For each line of the data that includes the word "text", copy the line.

------------------------------------

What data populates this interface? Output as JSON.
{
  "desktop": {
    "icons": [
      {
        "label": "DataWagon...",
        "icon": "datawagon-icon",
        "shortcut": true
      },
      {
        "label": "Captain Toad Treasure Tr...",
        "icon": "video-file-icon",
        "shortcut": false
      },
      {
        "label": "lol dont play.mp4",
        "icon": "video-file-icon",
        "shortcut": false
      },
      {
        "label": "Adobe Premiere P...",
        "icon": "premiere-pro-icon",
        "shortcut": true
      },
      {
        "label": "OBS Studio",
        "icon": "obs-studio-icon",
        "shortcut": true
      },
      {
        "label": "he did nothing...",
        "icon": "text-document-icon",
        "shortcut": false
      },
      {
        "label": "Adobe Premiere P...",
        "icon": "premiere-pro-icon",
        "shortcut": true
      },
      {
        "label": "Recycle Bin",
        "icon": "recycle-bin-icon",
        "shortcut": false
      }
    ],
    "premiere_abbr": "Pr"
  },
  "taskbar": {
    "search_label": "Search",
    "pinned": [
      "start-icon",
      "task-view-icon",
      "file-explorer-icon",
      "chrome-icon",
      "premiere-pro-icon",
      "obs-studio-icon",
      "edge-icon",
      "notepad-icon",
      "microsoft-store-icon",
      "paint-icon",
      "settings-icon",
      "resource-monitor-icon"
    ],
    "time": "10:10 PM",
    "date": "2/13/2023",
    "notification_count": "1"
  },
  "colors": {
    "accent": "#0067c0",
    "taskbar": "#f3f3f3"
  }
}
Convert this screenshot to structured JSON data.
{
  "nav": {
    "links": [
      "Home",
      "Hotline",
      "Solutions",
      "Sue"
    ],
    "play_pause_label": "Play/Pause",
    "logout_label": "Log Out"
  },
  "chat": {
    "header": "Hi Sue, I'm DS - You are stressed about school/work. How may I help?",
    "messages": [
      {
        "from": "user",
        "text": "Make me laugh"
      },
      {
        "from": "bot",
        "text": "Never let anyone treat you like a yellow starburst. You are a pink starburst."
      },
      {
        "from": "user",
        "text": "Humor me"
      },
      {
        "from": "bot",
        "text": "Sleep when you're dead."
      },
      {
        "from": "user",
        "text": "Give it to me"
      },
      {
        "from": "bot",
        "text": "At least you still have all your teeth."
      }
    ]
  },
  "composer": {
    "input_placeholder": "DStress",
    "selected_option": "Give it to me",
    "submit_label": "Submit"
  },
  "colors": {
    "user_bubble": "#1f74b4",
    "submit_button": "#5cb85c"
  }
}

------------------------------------

*OUTPUT OF THE TASK:*
        "icon": "text-document-icon",
        "text": "Make me laugh"
        "text": "Never let anyone treat you like a yellow starburst. You are a pink starburst."
        "text": "Humor me"
        "text": "Sleep when you're dead."
        "text": "Give it to me"
        "text": "At least you still have all your teeth."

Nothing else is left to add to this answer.